### [WHAT IS BEING ASKED]
Look for the string "true" in the material below. Copy every line where you find it.

### [DATA RECORDS]
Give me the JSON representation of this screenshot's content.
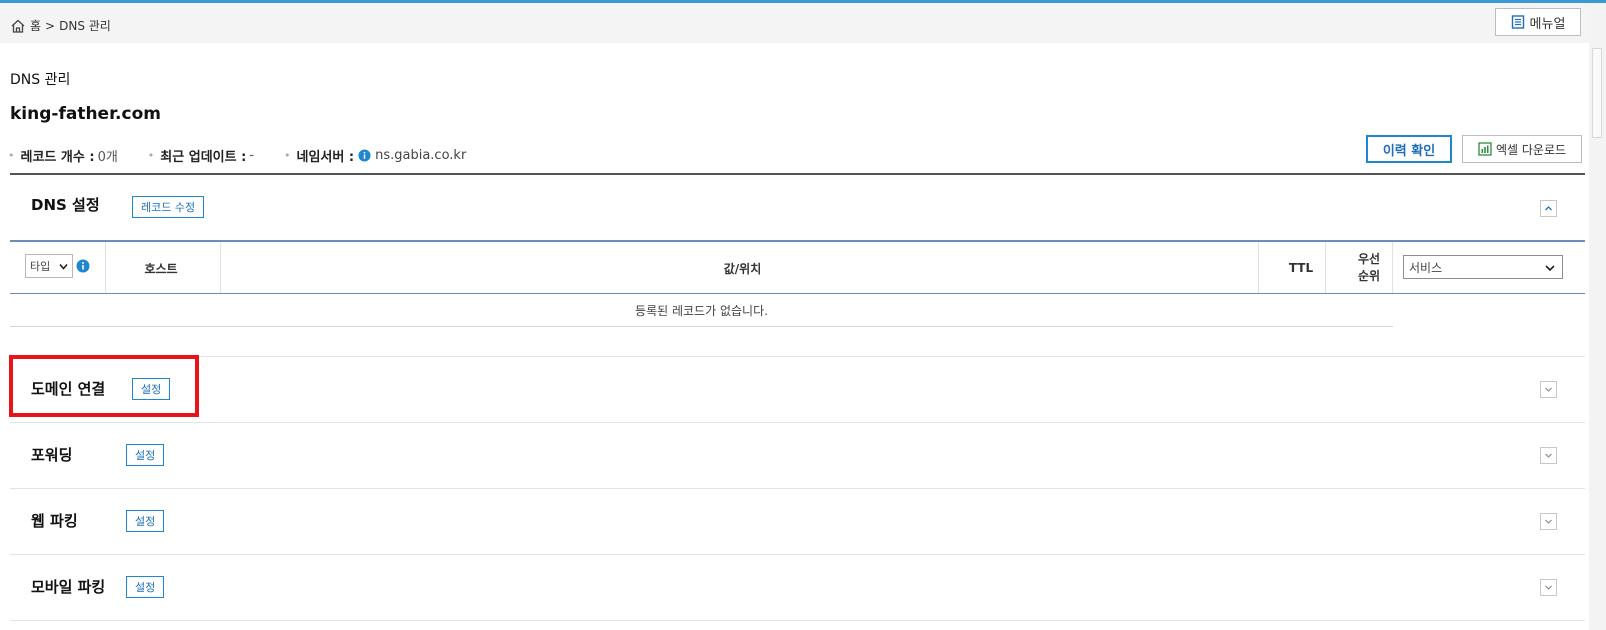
{
  "breadcrumb": {
    "home": "홈",
    "separator": ">",
    "current": "DNS 관리"
  },
  "header": {
    "manual_label": "메뉴얼"
  },
  "page": {
    "subtitle": "DNS 관리",
    "domain": "king-father.com",
    "record_count_label": "레코드 개수 :",
    "record_count_value": "0개",
    "last_update_label": "최근 업데이트 :",
    "last_update_value": "-",
    "nameserver_label": "네임서버 :",
    "nameserver_value": "ns.gabia.co.kr",
    "history_button": "이력 확인",
    "excel_button": "엑셀 다운로드"
  },
  "dns_section": {
    "title": "DNS 설정",
    "edit_button": "레코드 수정",
    "table": {
      "type_select": "타입",
      "columns": {
        "host": "호스트",
        "value": "값/위치",
        "ttl": "TTL",
        "priority_line1": "우선",
        "priority_line2": "순위"
      },
      "service_select": "서비스",
      "empty_message": "등록된 레코드가 없습니다."
    }
  },
  "sections": [
    {
      "title": "도메인 연결",
      "button": "설정"
    },
    {
      "title": "포워딩",
      "button": "설정"
    },
    {
      "title": "웹 파킹",
      "button": "설정"
    },
    {
      "title": "모바일 파킹",
      "button": "설정"
    }
  ],
  "colors": {
    "accent": "#1f86cf",
    "highlight": "#e8141a",
    "info": "#1f86cf"
  },
  "icons": {
    "home": "home-icon",
    "manual": "document-icon",
    "info": "info-icon",
    "excel": "excel-icon",
    "collapse": "chevron-up-icon",
    "expand": "chevron-down-icon"
  }
}
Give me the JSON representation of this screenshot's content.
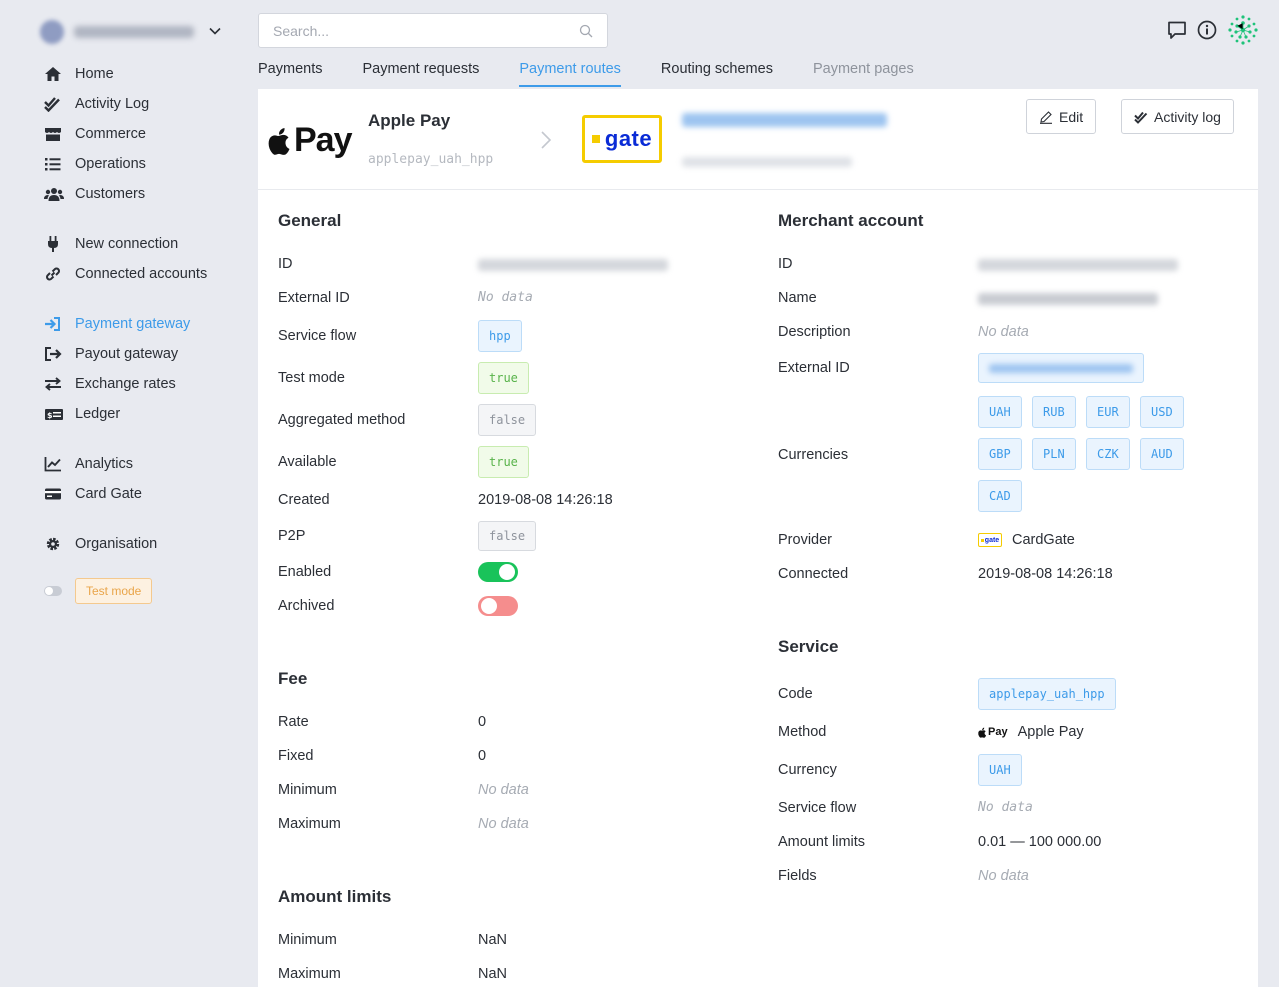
{
  "search": {
    "placeholder": "Search..."
  },
  "tabs": [
    {
      "label": "Payments"
    },
    {
      "label": "Payment requests"
    },
    {
      "label": "Payment routes"
    },
    {
      "label": "Routing schemes"
    },
    {
      "label": "Payment pages"
    }
  ],
  "sidebar": {
    "items": [
      {
        "label": "Home",
        "icon": "home-icon"
      },
      {
        "label": "Activity Log",
        "icon": "double-check-icon"
      },
      {
        "label": "Commerce",
        "icon": "store-icon"
      },
      {
        "label": "Operations",
        "icon": "list-icon"
      },
      {
        "label": "Customers",
        "icon": "users-icon"
      },
      {
        "label": "New connection",
        "icon": "plug-icon"
      },
      {
        "label": "Connected accounts",
        "icon": "link-icon"
      },
      {
        "label": "Payment gateway",
        "icon": "sign-in-icon",
        "active": true
      },
      {
        "label": "Payout gateway",
        "icon": "sign-out-icon"
      },
      {
        "label": "Exchange rates",
        "icon": "exchange-icon"
      },
      {
        "label": "Ledger",
        "icon": "money-icon"
      },
      {
        "label": "Analytics",
        "icon": "chart-line-icon"
      },
      {
        "label": "Card Gate",
        "icon": "credit-card-icon"
      },
      {
        "label": "Organisation",
        "icon": "cog-icon"
      }
    ],
    "test_mode": "Test mode"
  },
  "header": {
    "method_logo_text": "Pay",
    "route_name": "Apple Pay",
    "route_code": "applepay_uah_hpp",
    "provider_logo_text": "gate",
    "edit_label": "Edit",
    "activity_log_label": "Activity log"
  },
  "general": {
    "title": "General",
    "id_label": "ID",
    "external_id_label": "External ID",
    "external_id_value": "No data",
    "service_flow_label": "Service flow",
    "service_flow_value": "hpp",
    "test_mode_label": "Test mode",
    "test_mode_value": "true",
    "aggregated_label": "Aggregated method",
    "aggregated_value": "false",
    "available_label": "Available",
    "available_value": "true",
    "created_label": "Created",
    "created_value": "2019-08-08 14:26:18",
    "p2p_label": "P2P",
    "p2p_value": "false",
    "enabled_label": "Enabled",
    "archived_label": "Archived"
  },
  "fee": {
    "title": "Fee",
    "rate_label": "Rate",
    "rate_value": "0",
    "fixed_label": "Fixed",
    "fixed_value": "0",
    "minimum_label": "Minimum",
    "minimum_value": "No data",
    "maximum_label": "Maximum",
    "maximum_value": "No data"
  },
  "amount_limits": {
    "title": "Amount limits",
    "minimum_label": "Minimum",
    "minimum_value": "NaN",
    "maximum_label": "Maximum",
    "maximum_value": "NaN"
  },
  "merchant": {
    "title": "Merchant account",
    "id_label": "ID",
    "name_label": "Name",
    "description_label": "Description",
    "description_value": "No data",
    "external_id_label": "External ID",
    "currencies_label": "Currencies",
    "currencies": [
      "UAH",
      "RUB",
      "EUR",
      "USD",
      "GBP",
      "PLN",
      "CZK",
      "AUD",
      "CAD"
    ],
    "provider_label": "Provider",
    "provider_logo_text": "gate",
    "provider_value": "CardGate",
    "connected_label": "Connected",
    "connected_value": "2019-08-08 14:26:18"
  },
  "service": {
    "title": "Service",
    "code_label": "Code",
    "code_value": "applepay_uah_hpp",
    "method_label": "Method",
    "method_logo_text": "Pay",
    "method_value": "Apple Pay",
    "currency_label": "Currency",
    "currency_value": "UAH",
    "service_flow_label": "Service flow",
    "service_flow_value": "No data",
    "amount_limits_label": "Amount limits",
    "amount_limits_value": "0.01 — 100 000.00",
    "fields_label": "Fields",
    "fields_value": "No data"
  },
  "colors": {
    "accent": "#3d9be9",
    "switch_on": "#19c35a",
    "switch_off": "#f58d8d",
    "gate_yellow": "#f5cc00",
    "gate_blue": "#0a2bd6"
  }
}
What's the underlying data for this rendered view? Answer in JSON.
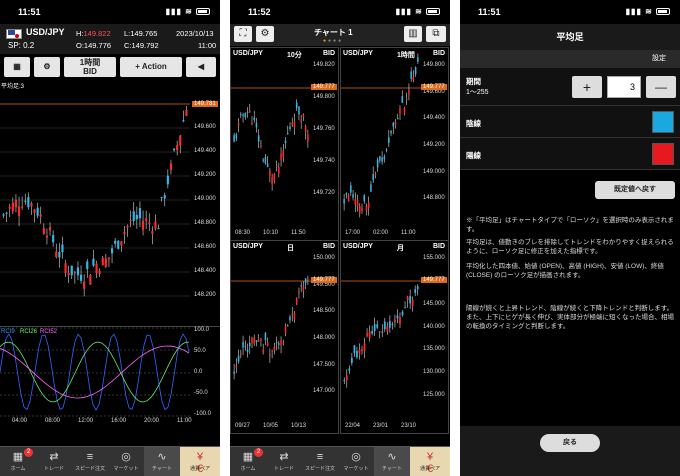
{
  "phone1": {
    "time": "11:51",
    "pair": "USD/JPY",
    "spread": "SP: 0.2",
    "h_label": "H:",
    "h_val": "149.822",
    "l_label": "L:",
    "l_val": "149.765",
    "o_label": "O:",
    "o_val": "149.776",
    "c_label": "C:",
    "c_val": "149.792",
    "date": "2023/10/13",
    "clock": "11:00",
    "timeframe": "1時間",
    "price_type": "BID",
    "action_label": "Action",
    "indicator_label": "平均足:3",
    "current_price": "149.781",
    "y_labels": [
      "149.600",
      "149.400",
      "149.200",
      "149.000",
      "148.800",
      "148.600",
      "148.400",
      "148.200"
    ],
    "x_labels": [
      "04:00",
      "08:00",
      "12:00",
      "16:00",
      "20:00",
      "11:00"
    ],
    "rci_label": "RCI9",
    "rci_a": "RCI26",
    "rci_b": "RCI52",
    "rci_levels": [
      "100.0",
      "50.0",
      "0.0",
      "-50.0",
      "-100.0"
    ],
    "nav": [
      {
        "label": "ホーム",
        "badge": "2"
      },
      {
        "label": "トレード"
      },
      {
        "label": "スピード注文"
      },
      {
        "label": "マーケット"
      },
      {
        "label": "チャート"
      },
      {
        "label": "通貨ペア"
      }
    ]
  },
  "phone2": {
    "time": "11:52",
    "title": "チャート 1",
    "cells": [
      {
        "pair": "USD/JPY",
        "tf": "10分",
        "pt": "BID",
        "price": "149.777",
        "y": [
          "149.820",
          "149.800",
          "149.760",
          "149.740",
          "149.720"
        ],
        "x": [
          "08:30",
          "10:10",
          "11:50"
        ]
      },
      {
        "pair": "USD/JPY",
        "tf": "1時間",
        "pt": "BID",
        "price": "149.777",
        "y": [
          "149.800",
          "149.600",
          "149.400",
          "149.200",
          "149.000",
          "148.800"
        ],
        "x": [
          "17:00",
          "02:00",
          "11:00"
        ]
      },
      {
        "pair": "USD/JPY",
        "tf": "日",
        "pt": "BID",
        "price": "149.777",
        "y": [
          "150.000",
          "149.500",
          "148.500",
          "148.000",
          "147.500",
          "147.000"
        ],
        "x": [
          "09/27",
          "10/05",
          "10/13"
        ]
      },
      {
        "pair": "USD/JPY",
        "tf": "月",
        "pt": "BID",
        "price": "149.777",
        "y": [
          "155.000",
          "150.000",
          "145.000",
          "140.000",
          "135.000",
          "130.000",
          "125.000"
        ],
        "x": [
          "22/04",
          "23/01",
          "23/10"
        ]
      }
    ]
  },
  "phone3": {
    "time": "11:51",
    "title": "平均足",
    "settings_label": "設定",
    "period_label": "期間",
    "period_range": "1〜255",
    "period_value": "3",
    "plus": "+",
    "minus": "—",
    "inline_label": "陰線",
    "yang_label": "陽線",
    "inline_color": "#1aa8e0",
    "yang_color": "#e8191e",
    "reset_label": "既定値へ戻す",
    "desc": [
      "※「平均足」はチャートタイプで「ローソク」を選択時のみ表示されます。",
      "平均足は、値動きのブレを排除してトレンドをわかりやすく捉えられるように、ローソク足に修正を加えた指標です。",
      "平均化した四本値、始値 (OPEN)、高値 (HIGH)、安値 (LOW)、終値 (CLOSE) のローソク足が描画されます。",
      "陽線が続くと上昇トレンド、陰線が続くと下降トレンドと判断します。また、上下にヒゲが長く伸び、実体部分が極端に短くなった場合、相場の転換のタイミングと判断します。"
    ],
    "back_label": "戻る"
  }
}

### [REPLY TO THE EXERCISE]
        "active": true
    "test_mode_value": "true",
    "available_value": "true",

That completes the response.